The next administration and Congress need to reach a compromise on immigration. The continuing battle on the status of illegal immigrants is leading to enormous political divisions and fueling the identity politics of multiculturalism on the both the left and right.  For me the compromise must reflect four imperatives. First, it should recognize the reality that we cannot deport millions of people without turning ourselves into a temporary police state—harmful not only to illegal aliens but to our citizens. Second, it should make sure there is a substantial penalty for those who broke the law.  Third, the compromise must secure the border of the United States against further such immigration on a massive scale and contain a trigger to verify that security has taken place before those who broke the law benefit from the compromise. Fourth, the compromise should make it easier for highly skilled immigrants to come to the nation, because welcoming more such immigrants will benefit America, not least by continuing our tradition of assimilating talent from overseas.

First, ultimately the compromise will have to provide a legalized status to many aliens who entered illegally so long as they have not violated other laws. Catching all those who have come here illegally is impractical.  It would also require a law enforcement presence so heavy as to affect adversely many law abiding citizens, particularly those who share the ethnicity of immigrants who have come here illegally. Moreover, since many of those who came here illegally have had children born here who are citizens by virtue of the 14th amendment, mass deportations would result in the tearing asunder of children from parents.

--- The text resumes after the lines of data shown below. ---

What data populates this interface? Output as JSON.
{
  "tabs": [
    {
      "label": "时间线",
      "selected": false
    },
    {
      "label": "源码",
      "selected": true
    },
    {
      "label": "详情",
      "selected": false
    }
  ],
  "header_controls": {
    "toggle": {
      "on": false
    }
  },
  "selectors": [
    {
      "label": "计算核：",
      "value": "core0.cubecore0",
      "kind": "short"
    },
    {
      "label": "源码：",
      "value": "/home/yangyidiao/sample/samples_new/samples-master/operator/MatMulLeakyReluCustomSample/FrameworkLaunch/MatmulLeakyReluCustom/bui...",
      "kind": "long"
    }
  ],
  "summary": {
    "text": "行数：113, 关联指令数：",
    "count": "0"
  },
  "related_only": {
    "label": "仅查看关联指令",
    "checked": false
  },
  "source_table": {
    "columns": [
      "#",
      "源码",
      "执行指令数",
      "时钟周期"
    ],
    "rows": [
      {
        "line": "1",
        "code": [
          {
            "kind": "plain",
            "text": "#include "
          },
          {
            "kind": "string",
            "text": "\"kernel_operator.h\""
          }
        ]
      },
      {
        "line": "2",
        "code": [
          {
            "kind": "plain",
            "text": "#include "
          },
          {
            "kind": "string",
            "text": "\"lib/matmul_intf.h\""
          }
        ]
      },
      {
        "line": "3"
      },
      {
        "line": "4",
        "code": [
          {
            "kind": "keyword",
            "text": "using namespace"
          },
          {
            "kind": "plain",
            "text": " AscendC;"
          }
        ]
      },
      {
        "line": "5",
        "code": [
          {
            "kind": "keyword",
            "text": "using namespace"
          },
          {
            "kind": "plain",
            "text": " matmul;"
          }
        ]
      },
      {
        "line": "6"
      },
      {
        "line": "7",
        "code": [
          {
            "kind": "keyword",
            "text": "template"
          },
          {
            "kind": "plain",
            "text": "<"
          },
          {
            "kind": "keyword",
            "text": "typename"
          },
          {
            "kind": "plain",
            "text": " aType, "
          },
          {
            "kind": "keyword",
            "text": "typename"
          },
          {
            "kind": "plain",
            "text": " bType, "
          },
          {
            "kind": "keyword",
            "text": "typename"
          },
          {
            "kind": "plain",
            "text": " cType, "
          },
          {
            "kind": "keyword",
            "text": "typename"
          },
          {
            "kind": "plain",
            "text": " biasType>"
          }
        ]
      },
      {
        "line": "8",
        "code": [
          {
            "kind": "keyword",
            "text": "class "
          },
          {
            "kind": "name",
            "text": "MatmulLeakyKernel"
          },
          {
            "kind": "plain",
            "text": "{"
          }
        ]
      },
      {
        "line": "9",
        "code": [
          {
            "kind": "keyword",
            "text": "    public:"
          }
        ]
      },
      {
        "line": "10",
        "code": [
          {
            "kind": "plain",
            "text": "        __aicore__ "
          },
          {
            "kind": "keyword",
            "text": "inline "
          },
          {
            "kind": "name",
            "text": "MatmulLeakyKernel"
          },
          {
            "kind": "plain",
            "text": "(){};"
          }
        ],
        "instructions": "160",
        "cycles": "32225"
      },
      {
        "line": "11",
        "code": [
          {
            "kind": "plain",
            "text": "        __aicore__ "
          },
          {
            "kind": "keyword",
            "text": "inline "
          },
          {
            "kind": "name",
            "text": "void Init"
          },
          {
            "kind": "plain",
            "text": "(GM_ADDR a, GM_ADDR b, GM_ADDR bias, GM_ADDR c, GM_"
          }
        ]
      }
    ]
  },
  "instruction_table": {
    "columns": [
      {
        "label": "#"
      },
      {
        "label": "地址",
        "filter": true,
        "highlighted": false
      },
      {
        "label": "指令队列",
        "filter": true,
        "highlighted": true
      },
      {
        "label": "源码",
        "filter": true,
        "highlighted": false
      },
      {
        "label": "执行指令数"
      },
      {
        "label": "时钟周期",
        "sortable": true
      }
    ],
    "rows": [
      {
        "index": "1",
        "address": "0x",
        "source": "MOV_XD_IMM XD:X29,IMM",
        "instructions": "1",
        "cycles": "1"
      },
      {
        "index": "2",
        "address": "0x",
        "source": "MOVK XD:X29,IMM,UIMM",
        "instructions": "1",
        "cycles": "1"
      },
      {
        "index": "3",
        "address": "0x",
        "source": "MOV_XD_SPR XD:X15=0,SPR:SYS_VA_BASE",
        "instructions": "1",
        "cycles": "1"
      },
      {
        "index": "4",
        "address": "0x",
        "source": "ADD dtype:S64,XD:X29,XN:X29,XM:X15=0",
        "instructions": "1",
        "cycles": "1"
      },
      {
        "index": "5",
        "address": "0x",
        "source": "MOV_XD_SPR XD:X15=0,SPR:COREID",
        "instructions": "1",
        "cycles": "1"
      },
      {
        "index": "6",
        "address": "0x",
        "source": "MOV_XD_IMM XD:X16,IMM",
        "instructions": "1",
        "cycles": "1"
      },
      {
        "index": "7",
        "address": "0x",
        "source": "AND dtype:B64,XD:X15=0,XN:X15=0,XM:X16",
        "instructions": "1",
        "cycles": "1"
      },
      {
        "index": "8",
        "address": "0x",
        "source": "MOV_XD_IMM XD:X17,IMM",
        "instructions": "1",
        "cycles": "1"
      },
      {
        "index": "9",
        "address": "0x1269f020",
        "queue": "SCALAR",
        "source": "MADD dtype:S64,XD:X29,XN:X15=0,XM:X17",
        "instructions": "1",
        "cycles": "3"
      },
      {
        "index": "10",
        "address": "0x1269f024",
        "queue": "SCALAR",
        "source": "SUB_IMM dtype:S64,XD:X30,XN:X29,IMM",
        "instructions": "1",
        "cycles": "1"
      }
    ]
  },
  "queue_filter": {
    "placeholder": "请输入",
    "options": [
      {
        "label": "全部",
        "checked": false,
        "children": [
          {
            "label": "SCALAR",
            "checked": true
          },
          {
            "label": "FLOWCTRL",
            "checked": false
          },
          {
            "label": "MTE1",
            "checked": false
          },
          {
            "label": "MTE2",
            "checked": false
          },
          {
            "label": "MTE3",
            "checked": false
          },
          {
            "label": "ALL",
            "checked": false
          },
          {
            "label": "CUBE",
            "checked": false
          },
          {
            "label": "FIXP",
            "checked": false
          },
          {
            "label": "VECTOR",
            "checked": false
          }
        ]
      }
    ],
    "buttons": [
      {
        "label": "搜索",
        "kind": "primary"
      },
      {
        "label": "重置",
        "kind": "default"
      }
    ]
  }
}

Second, the legislation should make it clear that coming into America illegally was wrong.  Fines will not prove adequate to make this point either expressively or practically. If fines are too low, they are a slap on the wrist. If they are too high, many, if not most, will simply not pay, and we will be back to the problem of regularizing their status.  The best expressive punishment is to make it clear that while those who came to the United States illegally as adults can live and work here legally, they cannot become American citizens. Nor can they bring in other extended family members by virtue of their legalized status.

The one exception may be aliens who came here as children, because they are not at fault for violating the law. Thus, they should be able to become citizens, assuming they pass tests for citizenship that are a proxy for assimilation, including mastery of the English language.  But even they should not be able to bring in other family members lest  the benefit  families that entered the United States illegally.

Third, the legislation must prevent more large scale illegal immigration. I leave to experts to identify the content of those provisions: they would probably be mixture of stronger border controls (likely using more advanced technology than building a wall!), and strong requirements of verification for employment and penalties for evading such verification. The legislation would have to include benchmarks to be met before those who immigrated illegal could reap the benefits of the law.

Finally, the compromise should make legal immigration easier in some important respects. For instance, it should welcome to America those who have gotten advanced degrees in the United States or otherwise demonstrate talent.   Such immigrants will surely assimilate rapidly and add to the public fisc. Over time their contributions will greatly contribute to economic growth—the precondition of solving many of our social problems.